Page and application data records
******************************

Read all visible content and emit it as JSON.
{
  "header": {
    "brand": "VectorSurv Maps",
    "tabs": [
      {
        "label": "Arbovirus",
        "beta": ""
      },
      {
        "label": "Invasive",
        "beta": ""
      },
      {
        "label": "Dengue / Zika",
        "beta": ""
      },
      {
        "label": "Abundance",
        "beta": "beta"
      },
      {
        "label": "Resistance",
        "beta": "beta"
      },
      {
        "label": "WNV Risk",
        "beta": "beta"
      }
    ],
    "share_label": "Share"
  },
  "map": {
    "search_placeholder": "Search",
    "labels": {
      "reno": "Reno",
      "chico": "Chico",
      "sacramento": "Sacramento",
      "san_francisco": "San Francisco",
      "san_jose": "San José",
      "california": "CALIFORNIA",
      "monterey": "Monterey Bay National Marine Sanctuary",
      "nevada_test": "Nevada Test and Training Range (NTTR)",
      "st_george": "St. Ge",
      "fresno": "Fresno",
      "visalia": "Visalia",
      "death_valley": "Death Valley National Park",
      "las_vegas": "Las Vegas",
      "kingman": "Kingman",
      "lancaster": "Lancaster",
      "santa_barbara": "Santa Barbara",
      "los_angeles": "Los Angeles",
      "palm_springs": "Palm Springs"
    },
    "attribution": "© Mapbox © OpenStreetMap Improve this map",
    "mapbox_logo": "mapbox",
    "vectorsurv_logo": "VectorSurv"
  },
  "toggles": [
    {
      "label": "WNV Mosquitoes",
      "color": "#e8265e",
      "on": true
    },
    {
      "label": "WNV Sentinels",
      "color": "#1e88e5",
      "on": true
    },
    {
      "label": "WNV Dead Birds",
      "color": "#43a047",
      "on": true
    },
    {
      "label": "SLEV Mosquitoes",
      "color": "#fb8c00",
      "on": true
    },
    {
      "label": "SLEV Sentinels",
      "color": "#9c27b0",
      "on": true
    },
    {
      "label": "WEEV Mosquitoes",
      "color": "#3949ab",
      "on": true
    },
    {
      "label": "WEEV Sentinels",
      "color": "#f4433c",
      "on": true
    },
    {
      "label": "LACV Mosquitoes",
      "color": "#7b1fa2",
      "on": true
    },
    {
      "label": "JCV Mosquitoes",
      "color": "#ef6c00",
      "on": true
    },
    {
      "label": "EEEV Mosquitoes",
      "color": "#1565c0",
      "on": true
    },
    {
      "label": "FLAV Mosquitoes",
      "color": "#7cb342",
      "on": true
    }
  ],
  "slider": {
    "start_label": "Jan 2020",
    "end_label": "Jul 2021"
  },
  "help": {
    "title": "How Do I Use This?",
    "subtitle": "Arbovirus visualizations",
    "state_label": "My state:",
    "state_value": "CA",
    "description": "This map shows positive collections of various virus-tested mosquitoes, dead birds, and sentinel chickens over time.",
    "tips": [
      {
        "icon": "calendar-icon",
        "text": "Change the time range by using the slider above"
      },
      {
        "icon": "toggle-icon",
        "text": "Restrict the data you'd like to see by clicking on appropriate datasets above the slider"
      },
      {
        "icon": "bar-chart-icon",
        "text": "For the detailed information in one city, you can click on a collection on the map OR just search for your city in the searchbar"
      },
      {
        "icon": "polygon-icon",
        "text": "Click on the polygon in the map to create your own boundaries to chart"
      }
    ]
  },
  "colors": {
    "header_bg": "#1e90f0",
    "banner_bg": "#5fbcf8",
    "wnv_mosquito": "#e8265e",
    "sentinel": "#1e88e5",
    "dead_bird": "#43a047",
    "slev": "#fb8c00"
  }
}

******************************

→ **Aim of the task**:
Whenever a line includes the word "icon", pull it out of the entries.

→ **Answer space**:
        "icon": "calendar-icon",
        "icon": "toggle-icon",
        "icon": "bar-chart-icon",
        "icon": "polygon-icon",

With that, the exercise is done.